++++ Task material

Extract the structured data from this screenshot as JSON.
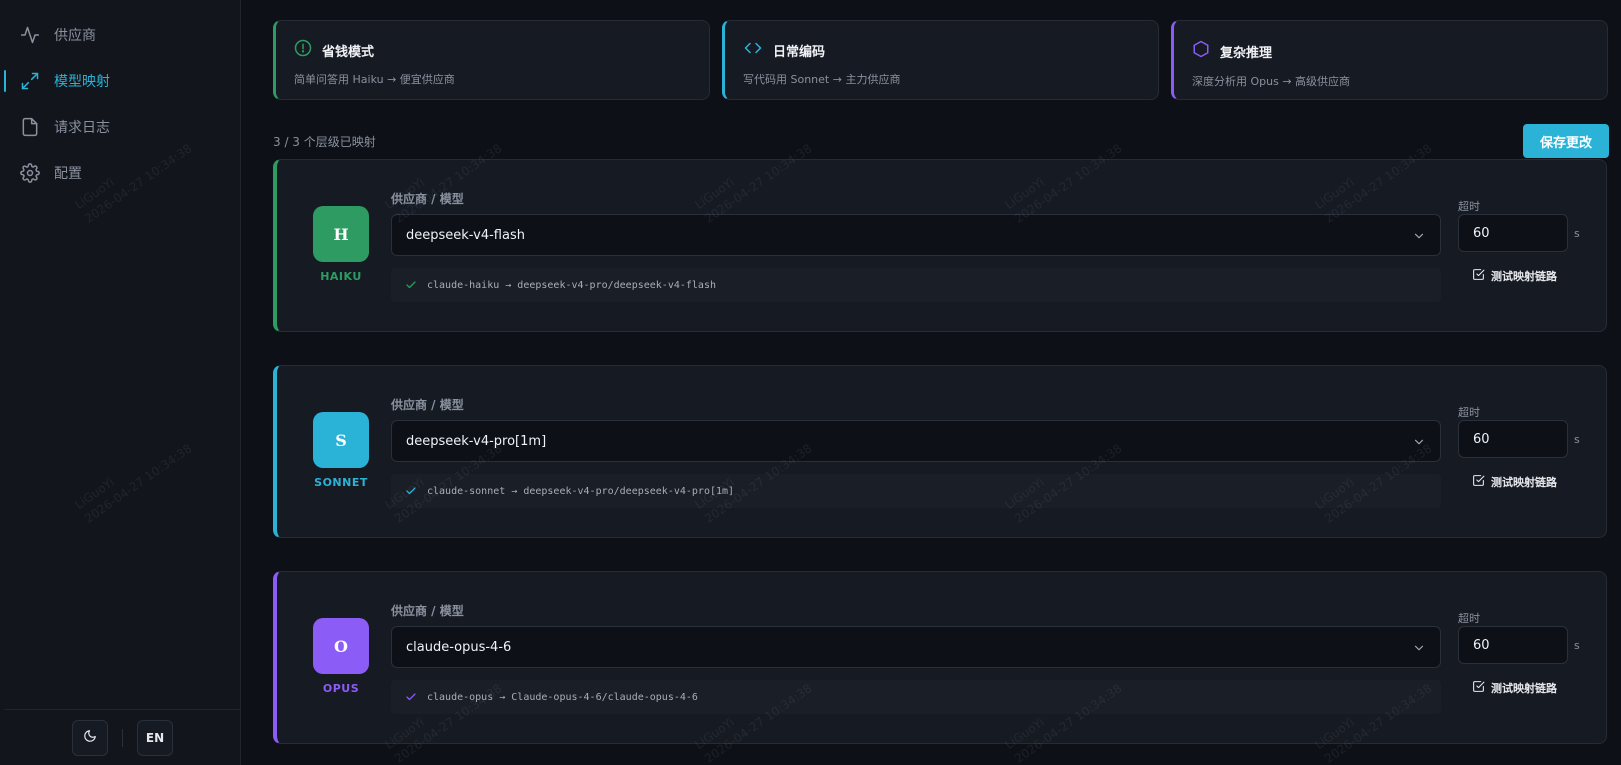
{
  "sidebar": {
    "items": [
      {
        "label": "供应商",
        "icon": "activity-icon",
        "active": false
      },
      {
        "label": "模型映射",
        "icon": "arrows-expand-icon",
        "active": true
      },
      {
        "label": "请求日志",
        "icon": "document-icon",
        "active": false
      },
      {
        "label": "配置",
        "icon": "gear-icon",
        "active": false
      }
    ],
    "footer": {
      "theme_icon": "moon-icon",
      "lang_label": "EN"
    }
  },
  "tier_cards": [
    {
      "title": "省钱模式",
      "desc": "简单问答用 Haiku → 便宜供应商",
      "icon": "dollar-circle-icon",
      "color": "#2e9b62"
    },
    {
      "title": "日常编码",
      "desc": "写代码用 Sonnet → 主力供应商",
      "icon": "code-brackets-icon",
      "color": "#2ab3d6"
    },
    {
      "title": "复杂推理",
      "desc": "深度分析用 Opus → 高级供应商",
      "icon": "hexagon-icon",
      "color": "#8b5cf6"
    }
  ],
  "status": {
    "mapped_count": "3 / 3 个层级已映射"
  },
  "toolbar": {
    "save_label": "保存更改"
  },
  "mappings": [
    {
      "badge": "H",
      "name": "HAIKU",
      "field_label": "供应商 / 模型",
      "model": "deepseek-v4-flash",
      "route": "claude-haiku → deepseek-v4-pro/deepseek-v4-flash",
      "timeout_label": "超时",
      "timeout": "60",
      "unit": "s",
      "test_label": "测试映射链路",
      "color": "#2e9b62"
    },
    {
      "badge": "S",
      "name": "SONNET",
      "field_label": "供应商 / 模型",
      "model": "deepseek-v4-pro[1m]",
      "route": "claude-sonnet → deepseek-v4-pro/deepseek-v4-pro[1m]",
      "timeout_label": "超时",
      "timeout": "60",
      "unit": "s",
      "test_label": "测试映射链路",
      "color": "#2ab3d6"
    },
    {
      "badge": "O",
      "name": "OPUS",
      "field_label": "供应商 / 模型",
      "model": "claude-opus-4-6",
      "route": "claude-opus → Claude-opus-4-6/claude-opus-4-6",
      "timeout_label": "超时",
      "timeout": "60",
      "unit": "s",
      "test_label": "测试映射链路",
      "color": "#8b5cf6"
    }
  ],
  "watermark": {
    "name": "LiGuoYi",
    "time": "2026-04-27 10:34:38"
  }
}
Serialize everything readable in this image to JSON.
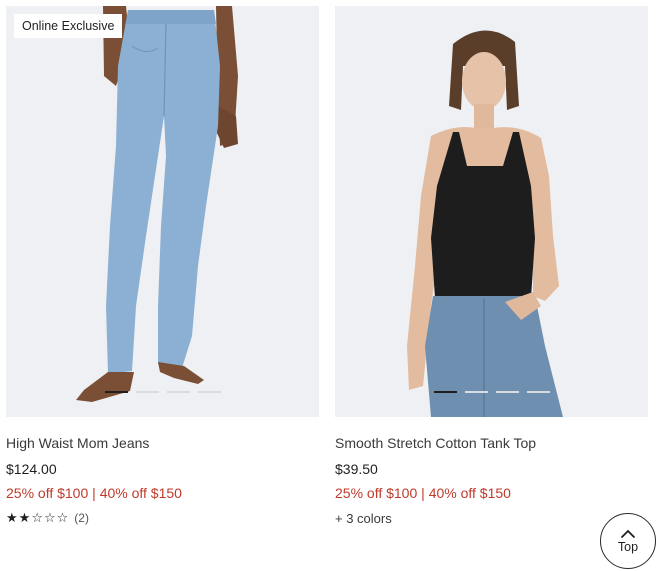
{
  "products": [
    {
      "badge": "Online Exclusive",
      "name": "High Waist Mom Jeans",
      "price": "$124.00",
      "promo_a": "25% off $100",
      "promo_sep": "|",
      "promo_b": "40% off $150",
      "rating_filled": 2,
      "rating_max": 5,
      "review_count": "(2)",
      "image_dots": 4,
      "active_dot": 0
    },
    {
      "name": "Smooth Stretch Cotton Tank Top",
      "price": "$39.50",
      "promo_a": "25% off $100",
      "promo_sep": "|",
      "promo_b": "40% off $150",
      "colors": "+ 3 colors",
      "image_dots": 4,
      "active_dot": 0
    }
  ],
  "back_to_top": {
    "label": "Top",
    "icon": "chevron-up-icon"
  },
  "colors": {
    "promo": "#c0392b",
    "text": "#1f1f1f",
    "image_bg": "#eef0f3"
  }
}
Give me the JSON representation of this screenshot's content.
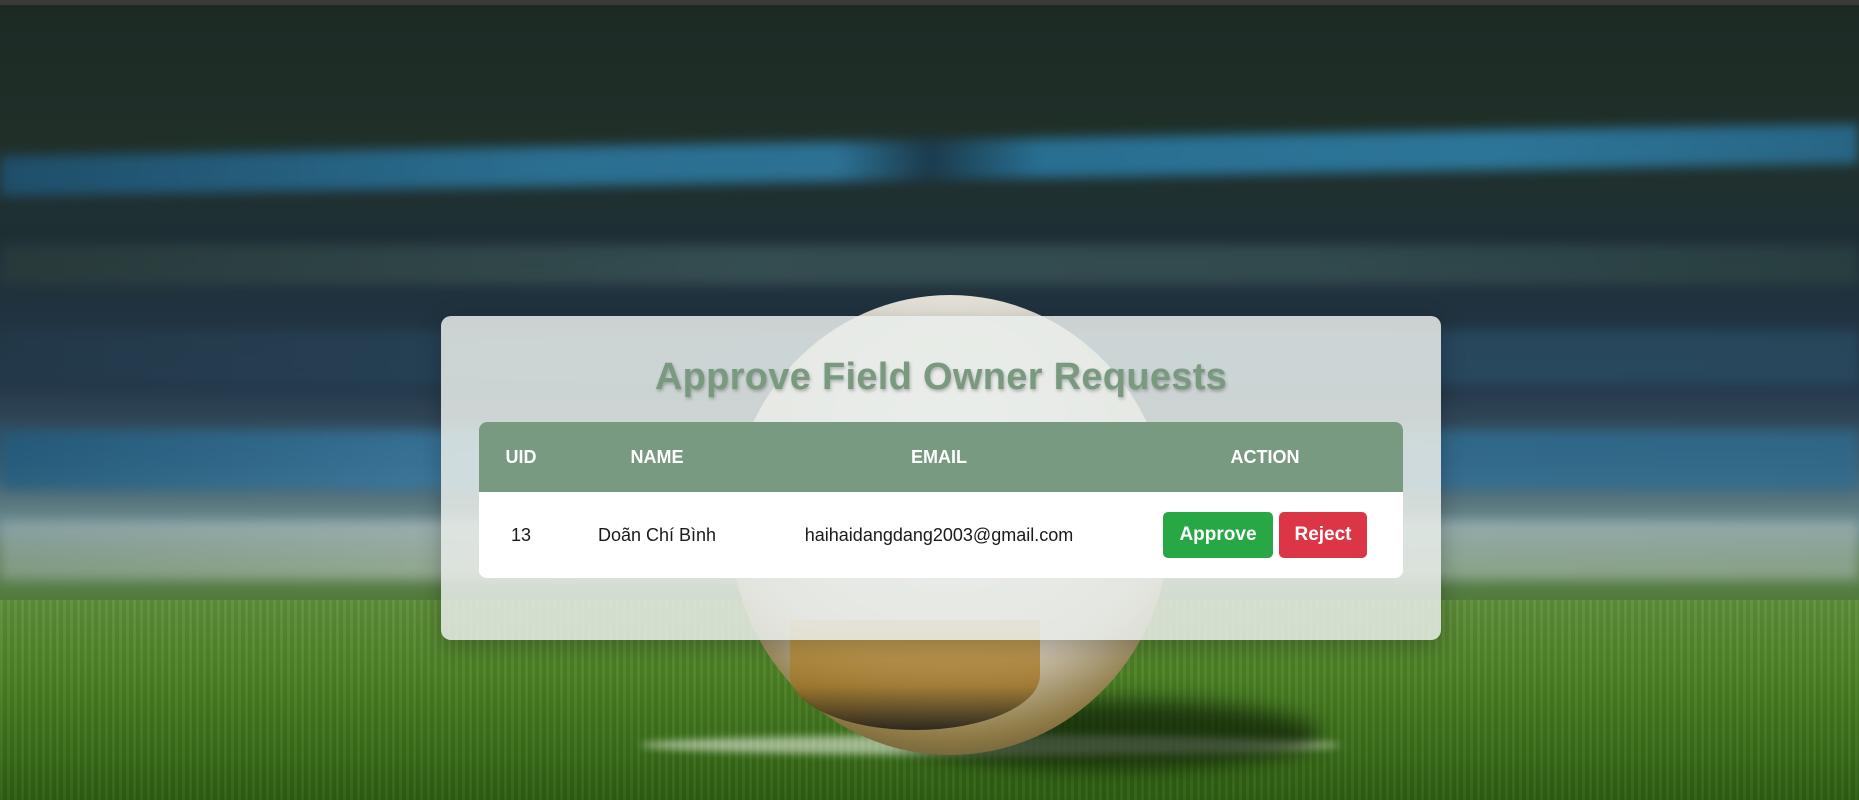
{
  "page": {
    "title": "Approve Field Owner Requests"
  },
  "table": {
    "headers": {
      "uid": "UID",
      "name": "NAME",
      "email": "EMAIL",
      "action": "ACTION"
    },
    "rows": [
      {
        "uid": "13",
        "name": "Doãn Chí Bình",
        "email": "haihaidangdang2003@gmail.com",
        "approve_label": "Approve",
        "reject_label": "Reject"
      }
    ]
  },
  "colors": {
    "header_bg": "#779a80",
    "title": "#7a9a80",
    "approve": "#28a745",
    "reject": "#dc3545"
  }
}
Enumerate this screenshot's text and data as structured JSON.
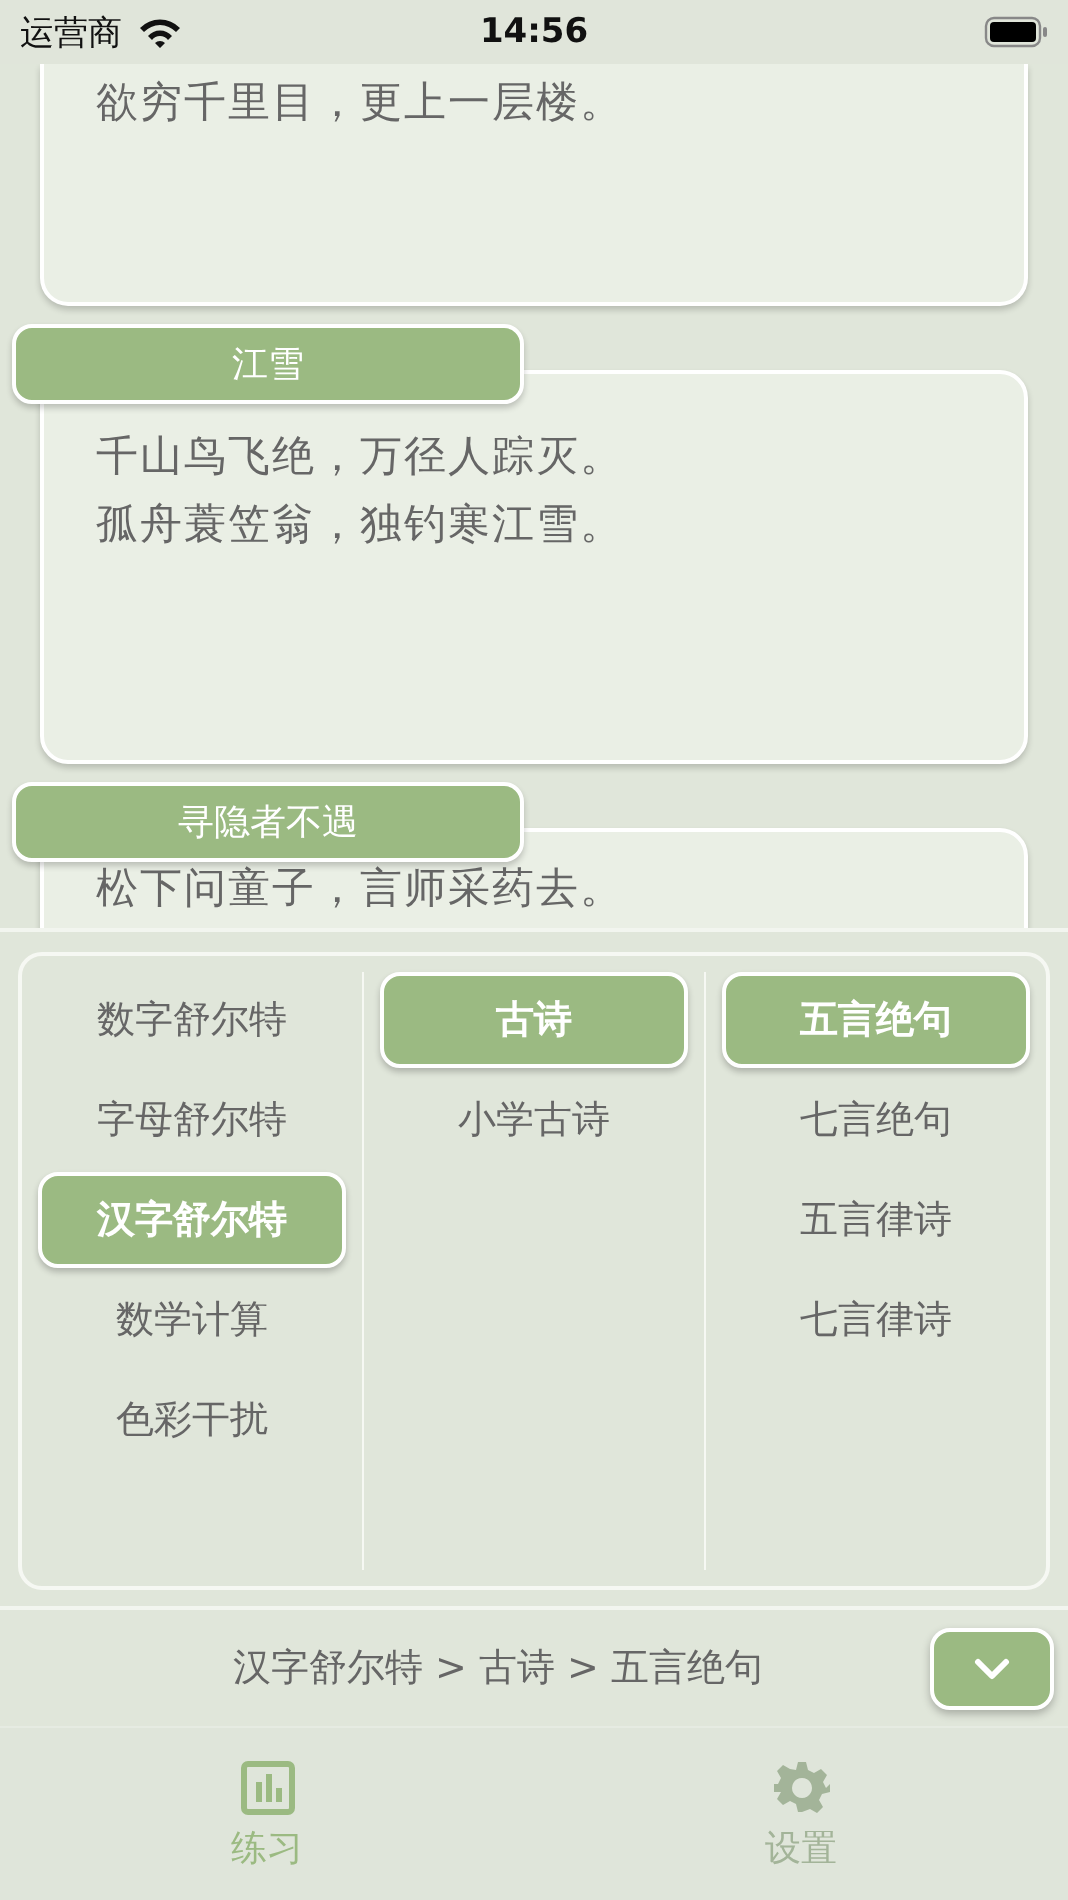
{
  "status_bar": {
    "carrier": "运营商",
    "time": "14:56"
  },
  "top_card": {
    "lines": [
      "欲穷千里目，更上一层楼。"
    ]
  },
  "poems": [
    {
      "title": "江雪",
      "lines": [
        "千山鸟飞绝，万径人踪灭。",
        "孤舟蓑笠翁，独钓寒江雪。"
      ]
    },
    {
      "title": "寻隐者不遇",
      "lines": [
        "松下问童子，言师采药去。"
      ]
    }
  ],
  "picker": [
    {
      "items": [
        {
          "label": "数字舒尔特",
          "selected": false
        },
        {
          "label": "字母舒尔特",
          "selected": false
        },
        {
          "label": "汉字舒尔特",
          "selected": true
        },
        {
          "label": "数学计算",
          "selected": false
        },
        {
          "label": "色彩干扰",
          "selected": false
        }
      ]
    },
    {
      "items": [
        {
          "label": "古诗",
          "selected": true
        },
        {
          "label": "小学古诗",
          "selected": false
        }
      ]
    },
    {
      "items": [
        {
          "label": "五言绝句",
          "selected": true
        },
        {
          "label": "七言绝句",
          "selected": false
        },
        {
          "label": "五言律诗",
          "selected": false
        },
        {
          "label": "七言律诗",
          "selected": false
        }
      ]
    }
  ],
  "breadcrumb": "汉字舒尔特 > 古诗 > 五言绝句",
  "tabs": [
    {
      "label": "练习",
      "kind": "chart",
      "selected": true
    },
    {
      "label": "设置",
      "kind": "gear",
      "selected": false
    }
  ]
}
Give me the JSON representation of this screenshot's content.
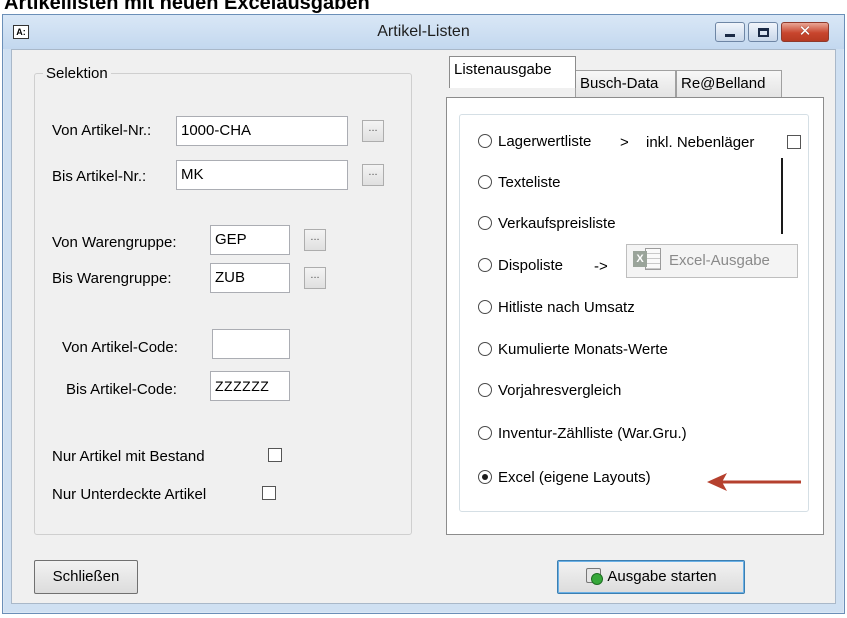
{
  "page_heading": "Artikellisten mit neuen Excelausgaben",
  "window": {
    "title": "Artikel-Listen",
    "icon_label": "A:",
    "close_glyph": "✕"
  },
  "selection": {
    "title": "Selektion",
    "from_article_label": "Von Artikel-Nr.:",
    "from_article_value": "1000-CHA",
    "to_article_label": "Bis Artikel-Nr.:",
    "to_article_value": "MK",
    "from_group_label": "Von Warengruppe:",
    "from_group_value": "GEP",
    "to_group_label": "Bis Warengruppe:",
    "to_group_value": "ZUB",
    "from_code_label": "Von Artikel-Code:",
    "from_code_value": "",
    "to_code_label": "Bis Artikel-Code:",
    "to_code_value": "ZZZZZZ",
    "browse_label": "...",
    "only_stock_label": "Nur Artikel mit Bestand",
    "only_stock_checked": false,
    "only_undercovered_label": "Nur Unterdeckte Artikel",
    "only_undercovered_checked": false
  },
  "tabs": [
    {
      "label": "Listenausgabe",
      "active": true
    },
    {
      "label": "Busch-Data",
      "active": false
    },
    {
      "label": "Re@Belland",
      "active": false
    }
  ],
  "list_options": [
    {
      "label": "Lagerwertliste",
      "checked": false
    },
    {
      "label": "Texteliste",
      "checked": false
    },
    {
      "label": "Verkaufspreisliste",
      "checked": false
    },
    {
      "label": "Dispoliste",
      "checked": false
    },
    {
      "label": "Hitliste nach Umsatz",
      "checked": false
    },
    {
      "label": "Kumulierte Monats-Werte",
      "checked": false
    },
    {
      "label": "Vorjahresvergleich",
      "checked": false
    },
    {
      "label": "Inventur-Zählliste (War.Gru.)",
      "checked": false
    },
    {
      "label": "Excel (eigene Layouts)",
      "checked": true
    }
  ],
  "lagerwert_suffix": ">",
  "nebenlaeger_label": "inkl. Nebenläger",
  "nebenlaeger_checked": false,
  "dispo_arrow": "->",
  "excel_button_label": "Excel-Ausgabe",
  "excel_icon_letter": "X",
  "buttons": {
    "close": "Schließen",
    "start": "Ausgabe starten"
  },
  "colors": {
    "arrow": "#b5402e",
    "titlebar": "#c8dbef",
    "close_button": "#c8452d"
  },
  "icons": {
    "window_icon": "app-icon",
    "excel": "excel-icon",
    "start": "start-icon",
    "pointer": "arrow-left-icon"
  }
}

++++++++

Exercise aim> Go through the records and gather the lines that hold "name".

Response below>
      "name": "HAIKU",
      "name": "SONNET",
      "name": "OPUS",
    "name": "LiGuoYi",
      "name": "High Waist Mom Jeans",
      "name": "Smooth Stretch Cotton Tank Top",
      "name": "NAME",
        "name": "Doãn Chí Bình",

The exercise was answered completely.